* **WHAT THE EXERCISE ASKS**: Where does the string "intervento" appear? Copy every line of the entries below that holds it.

Dataset records:
+-------+

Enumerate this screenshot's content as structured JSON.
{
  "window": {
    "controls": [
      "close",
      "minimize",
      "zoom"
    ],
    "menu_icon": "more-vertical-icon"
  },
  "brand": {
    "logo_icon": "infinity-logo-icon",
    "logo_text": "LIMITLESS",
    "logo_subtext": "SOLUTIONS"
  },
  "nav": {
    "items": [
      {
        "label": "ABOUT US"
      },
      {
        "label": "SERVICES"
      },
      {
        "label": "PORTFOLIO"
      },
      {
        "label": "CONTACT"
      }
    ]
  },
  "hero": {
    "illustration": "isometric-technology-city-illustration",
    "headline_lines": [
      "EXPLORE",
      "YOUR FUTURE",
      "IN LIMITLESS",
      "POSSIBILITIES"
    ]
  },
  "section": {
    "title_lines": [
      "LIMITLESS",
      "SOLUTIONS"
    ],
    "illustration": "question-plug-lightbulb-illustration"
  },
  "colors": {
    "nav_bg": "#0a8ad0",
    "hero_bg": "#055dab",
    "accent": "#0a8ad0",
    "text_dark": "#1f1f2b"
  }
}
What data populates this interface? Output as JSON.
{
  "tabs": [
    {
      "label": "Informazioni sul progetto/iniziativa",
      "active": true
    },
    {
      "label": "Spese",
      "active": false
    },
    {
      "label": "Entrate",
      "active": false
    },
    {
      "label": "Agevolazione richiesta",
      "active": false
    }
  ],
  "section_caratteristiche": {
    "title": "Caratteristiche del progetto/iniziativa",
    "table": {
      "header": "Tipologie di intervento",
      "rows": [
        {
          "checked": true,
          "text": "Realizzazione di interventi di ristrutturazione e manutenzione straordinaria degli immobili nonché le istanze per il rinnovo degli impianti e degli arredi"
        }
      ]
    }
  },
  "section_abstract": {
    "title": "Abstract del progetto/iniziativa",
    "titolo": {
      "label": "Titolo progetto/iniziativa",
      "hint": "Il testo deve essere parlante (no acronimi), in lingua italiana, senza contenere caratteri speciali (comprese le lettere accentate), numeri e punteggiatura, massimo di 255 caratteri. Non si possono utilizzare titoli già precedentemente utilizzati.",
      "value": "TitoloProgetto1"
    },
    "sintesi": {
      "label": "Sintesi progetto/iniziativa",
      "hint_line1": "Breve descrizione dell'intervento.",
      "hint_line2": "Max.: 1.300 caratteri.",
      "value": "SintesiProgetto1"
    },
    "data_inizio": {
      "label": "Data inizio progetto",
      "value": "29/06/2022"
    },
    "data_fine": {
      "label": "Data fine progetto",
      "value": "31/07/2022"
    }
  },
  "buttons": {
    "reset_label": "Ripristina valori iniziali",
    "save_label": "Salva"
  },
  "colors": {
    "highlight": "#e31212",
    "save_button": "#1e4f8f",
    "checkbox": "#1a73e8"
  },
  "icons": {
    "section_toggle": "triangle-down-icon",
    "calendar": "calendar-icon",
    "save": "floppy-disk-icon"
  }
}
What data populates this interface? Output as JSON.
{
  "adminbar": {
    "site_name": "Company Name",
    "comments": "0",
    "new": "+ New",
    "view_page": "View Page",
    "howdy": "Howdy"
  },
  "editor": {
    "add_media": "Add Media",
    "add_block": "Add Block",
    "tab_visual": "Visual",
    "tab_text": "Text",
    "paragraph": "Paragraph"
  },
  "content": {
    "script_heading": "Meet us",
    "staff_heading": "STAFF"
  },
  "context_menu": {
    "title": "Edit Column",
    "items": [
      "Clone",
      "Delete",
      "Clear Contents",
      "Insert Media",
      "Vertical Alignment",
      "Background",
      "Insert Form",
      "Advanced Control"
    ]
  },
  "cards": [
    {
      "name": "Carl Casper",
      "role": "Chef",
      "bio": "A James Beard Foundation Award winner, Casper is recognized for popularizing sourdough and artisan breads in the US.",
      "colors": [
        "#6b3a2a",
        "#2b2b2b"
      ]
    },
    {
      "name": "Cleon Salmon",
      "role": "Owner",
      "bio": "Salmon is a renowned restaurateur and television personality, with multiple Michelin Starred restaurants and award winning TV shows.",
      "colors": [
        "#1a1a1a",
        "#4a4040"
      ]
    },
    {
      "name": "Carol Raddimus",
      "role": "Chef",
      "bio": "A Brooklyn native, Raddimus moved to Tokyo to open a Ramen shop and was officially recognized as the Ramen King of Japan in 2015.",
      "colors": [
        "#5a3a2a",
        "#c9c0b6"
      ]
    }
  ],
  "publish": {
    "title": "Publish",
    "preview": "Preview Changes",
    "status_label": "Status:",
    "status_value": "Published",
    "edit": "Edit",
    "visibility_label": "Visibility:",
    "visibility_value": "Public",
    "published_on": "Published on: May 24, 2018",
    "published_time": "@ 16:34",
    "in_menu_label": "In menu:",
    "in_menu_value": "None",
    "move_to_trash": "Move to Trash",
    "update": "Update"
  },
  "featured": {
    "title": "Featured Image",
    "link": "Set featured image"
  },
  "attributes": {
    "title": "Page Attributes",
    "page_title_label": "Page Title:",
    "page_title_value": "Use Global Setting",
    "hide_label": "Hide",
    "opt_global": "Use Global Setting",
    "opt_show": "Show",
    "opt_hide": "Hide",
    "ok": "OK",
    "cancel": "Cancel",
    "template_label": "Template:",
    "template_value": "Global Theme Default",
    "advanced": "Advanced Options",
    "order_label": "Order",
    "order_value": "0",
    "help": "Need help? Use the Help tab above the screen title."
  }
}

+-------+

* **SOLUTION TO THIS TASK**:
      "header": "Tipologie di intervento",
      "hint_line1": "Breve descrizione dell'intervento.",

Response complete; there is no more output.